By Allison J. Waldman
Special to TelevisionWeek
At the Cable & Telecommunications Association for Marketing Summit in Boston, World Wrestling Entertainment will be recognized for successfully promoting and selling its new subscription video-on-demand service, WWE 24/7.
“This is the only place you can go for vintage wrestling footage as far back as the 1950s,” said Lisa Richards, director of affiliate marketing for WWE. “Subscribers pay one low monthly price and they get unlimited access to the best of classic and current wrestling, anytime they want-24 hours, seven days a week.”
Initially, WWE aggressively set out to sign up loyal fans for WWE 24/7. “Our goal was to target our fans that have purchased past pay-per-view, who have the highest probability to subscribe to this new service,” Ms. Richards said. WWE first launched a multitactical campaign, employing both traditional and nontraditional media. It used bill stuffers, telemessaging and on-air promotions, as well as arena messages and Jumbotron trailers at WWE live events. After two months, had gotten off to a good start. However, in the third month, subscription sales stalled.
WWE marketers were aware that some customers would have to be convinced to sign up because of the technology itself. “On-demand is still a relatively new media platform,” Ms. Richards said. “People are still getting used to it-just like the Web, with the plethora of television programming now available. It’s a good time for a company like us to be helping the cable operators by marketing this platform in a way they may not be able to do on their own.”

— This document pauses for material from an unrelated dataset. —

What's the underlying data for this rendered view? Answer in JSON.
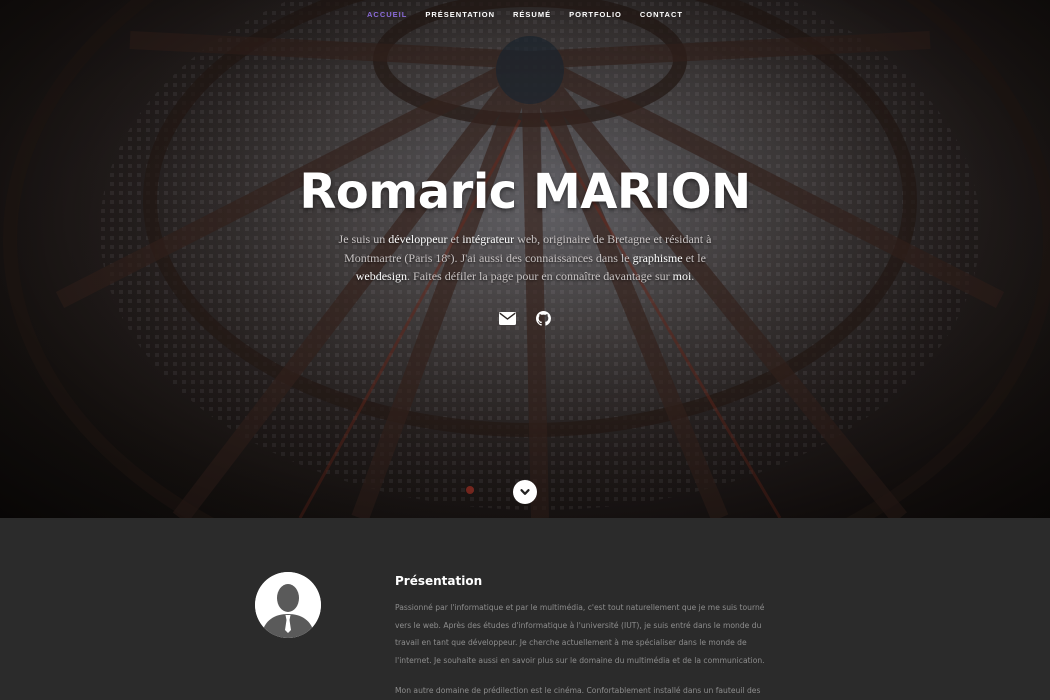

To stimulate interest in the VOD service and sign up new subscribers, WWE turned to its fan base. The best way to reach the fans was through telemarketing. “We were looking for incremental growth,” Ms. Richards said. “lends itself to telemarketing. This company is a marketing machine and we have a very loyal and passionate fan base. They want to talk to us, and that’s why telemarketing is so great. They want to talk wrestling. Telemarketing is a new tactic for 24/7, but it’s a great tool because we know our fans. Telemarketing is the best way to close the deal.”
Unlike many other upgraded services, was presented to potential subscribers without a discount offer or promotion. “We don’t use an offer because they want the service and like the product,” Ms. Richards said. “They’re demanding it. We actually have waiting lists of fans who want to be notified when their cable systems are going to offer WWE 24/7.”
Within three months WWE had contacted more than 16,000 customers who had purchased WWE pay-per-view programming at one time or another, and nearly 2,500 agreed to upgrade to WWE 24/7. That exceeded the company’s expectations as well as industry standards.
“The fans have been very responsive. The qualitative results are very positive about the new service,” Ms. Richards said. “They’re using the product. We’re hearing that they’re using other on-demand products because of this experience. It’s also a great retention tool because once they’ve upgraded, they’re not going to go back. They want to stay on the platform just to get our service.”
Ms. Richards and her WWE marketing team are pleased with the results thus far, and they’re proud to be recognized by CTAM. Said Ms. Richards, “As a company, we’re excited. We said we were going to do for the video-on-demand platform what WWE did for the pay-per-view platform 20 years ago-that is, to be a tool to help market the product and get more people familiar with it. We think in the short time that has been available that we are demonstrating the power of the WWE marketing machine in terms of getting fans to the platform and demonstrating the power of the content to keep fans on that platform.”